I wanted to show Von Herling in action, but also convey that he was not your contemporary vampire hunter who goes head to head with creatures of the night. He’s more of a guile hero who will wait until vampires are at their weakest and then strike by exploiting their weaknesses.
Diluted acrylic paint was used for the shades of gray while colored ink was used for the holy wafer. In vampire fiction, holy wafers (also called sacramental bread, communion wafers, communion host, or Eucharist) were used to prevent the deceased from rising as a vampire; they’d be put inside the mouth. Some media depict wafers placed on a vampire’s resting place to prevent said vampire from sleeping. Others (such as the 1992 Dracula by Francis Ford Coppola) show the host being painful to the touch for vampires.
As you see, Von Herling always keeps some wafers in his tool bag. They come in handy in the battle against the undead.

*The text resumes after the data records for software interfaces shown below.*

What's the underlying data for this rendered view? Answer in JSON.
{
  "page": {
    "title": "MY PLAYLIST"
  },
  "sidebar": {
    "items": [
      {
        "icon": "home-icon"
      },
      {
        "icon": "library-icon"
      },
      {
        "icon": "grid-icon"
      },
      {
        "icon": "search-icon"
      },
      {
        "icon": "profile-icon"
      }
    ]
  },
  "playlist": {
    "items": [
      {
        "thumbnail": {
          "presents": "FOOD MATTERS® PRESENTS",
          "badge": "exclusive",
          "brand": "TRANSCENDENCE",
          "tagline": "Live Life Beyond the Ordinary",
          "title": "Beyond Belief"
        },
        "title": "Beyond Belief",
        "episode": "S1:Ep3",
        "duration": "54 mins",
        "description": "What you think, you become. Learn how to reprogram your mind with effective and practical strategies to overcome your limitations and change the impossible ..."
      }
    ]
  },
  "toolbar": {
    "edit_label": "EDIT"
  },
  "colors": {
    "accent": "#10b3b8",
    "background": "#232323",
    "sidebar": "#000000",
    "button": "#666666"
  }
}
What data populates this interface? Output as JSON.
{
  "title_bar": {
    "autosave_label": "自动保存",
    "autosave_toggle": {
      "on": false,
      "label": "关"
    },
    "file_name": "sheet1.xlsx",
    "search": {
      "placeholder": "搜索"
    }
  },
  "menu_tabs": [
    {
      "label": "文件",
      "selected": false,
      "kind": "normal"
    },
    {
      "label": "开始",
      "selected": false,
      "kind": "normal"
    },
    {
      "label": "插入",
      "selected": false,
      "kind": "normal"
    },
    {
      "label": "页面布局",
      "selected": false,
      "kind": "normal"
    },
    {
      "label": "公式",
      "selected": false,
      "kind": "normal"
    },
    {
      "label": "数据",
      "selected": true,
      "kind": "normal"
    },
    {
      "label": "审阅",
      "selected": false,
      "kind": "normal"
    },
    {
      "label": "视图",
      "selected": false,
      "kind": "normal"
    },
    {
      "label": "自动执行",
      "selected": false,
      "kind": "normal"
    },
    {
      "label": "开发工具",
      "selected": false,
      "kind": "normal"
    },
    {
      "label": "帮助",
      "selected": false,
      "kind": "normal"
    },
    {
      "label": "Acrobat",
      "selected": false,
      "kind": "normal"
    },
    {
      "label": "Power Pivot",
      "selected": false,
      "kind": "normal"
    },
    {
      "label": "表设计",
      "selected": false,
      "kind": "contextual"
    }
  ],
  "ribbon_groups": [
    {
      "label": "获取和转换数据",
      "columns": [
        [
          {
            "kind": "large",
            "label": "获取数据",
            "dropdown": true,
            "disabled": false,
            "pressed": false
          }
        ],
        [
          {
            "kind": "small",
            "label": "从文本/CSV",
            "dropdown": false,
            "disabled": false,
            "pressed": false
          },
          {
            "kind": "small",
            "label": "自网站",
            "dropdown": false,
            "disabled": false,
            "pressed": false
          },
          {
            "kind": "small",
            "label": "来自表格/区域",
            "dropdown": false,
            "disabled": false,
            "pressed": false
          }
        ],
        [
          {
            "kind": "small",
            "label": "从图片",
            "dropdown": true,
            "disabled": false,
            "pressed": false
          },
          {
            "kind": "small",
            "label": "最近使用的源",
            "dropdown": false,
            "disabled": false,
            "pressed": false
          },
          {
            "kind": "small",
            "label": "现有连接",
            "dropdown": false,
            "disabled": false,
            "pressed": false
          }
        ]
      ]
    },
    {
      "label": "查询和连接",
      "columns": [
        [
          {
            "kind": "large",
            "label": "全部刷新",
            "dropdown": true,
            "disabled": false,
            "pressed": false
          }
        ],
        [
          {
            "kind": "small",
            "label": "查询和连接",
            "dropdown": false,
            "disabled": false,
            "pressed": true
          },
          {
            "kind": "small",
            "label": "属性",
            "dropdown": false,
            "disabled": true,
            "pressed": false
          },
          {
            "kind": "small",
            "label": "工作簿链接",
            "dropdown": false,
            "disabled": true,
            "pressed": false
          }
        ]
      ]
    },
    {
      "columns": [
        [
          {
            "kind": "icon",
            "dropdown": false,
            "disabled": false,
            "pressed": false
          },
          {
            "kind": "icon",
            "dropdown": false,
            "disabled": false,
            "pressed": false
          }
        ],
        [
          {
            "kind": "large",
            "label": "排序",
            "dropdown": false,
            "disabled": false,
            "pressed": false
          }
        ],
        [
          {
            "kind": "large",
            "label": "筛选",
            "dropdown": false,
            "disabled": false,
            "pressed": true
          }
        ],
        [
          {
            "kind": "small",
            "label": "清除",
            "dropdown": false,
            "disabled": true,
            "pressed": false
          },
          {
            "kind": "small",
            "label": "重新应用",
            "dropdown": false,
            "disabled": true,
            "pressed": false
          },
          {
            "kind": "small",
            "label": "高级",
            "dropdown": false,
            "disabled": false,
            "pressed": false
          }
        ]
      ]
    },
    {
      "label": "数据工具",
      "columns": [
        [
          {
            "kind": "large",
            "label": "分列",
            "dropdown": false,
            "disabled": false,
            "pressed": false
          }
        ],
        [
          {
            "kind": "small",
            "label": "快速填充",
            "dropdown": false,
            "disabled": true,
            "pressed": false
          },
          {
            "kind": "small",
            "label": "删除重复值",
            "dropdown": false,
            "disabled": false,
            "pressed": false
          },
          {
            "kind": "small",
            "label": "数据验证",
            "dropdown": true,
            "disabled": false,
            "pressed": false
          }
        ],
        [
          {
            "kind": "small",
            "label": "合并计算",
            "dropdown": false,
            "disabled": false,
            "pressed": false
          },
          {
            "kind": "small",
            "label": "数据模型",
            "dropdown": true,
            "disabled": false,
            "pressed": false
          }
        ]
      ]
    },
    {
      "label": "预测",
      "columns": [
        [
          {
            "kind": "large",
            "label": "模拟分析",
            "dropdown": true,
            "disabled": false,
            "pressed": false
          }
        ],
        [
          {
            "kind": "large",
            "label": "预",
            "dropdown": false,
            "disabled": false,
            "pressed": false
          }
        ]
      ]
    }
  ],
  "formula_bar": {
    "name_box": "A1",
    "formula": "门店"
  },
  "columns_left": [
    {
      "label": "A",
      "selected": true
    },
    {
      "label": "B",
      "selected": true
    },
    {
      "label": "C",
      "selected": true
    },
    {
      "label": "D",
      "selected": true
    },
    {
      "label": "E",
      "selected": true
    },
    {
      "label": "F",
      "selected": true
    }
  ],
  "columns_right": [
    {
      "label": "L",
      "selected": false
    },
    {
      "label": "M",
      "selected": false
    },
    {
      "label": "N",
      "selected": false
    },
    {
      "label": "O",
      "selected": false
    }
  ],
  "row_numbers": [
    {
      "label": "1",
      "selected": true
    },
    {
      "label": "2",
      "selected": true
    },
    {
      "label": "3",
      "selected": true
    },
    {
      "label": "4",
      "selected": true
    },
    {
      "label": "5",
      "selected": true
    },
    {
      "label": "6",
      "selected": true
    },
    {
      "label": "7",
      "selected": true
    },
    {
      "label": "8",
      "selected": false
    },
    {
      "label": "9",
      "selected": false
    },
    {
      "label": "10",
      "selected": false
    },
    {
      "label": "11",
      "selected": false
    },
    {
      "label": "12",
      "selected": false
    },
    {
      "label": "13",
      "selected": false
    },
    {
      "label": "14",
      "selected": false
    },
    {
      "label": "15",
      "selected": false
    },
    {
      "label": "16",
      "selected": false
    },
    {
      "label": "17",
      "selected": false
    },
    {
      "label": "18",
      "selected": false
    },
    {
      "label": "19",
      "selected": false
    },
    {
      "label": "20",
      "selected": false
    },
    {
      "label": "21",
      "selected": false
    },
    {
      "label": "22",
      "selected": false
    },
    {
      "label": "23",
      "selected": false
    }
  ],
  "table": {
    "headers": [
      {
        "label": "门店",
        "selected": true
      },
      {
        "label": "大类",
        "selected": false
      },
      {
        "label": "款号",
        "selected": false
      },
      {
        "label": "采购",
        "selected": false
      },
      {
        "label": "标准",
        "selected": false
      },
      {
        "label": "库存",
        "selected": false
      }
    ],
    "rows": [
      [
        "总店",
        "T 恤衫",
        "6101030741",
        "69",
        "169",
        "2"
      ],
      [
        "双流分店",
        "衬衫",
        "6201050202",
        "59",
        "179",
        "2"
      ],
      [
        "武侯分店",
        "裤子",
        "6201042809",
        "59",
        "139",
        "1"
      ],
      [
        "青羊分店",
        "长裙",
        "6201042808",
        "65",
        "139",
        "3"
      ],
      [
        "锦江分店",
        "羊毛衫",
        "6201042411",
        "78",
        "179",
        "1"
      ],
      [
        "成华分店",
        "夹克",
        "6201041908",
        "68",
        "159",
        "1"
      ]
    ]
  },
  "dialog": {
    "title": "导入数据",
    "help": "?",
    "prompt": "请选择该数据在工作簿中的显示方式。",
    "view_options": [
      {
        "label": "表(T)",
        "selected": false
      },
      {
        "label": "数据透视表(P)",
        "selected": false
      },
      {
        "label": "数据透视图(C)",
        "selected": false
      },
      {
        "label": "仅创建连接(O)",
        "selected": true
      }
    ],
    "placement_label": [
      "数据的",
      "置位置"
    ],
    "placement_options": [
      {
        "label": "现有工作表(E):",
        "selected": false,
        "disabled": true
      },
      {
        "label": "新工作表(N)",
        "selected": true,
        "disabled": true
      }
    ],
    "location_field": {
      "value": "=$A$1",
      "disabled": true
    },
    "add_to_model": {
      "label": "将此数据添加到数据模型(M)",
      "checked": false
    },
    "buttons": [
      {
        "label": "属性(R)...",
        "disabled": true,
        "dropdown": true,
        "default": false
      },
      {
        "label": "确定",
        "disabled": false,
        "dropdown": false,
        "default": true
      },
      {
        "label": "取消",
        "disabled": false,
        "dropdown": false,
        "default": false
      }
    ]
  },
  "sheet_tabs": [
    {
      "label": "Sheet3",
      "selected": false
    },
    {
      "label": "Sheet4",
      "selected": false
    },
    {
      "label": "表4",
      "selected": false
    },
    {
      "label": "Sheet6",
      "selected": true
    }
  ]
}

Incidentally, the Latin chanting you see in the image (a portion of which makes up the title) basically is the Trinitarian formula – “In the name of the Father, the Son, and the Holy Spirit”.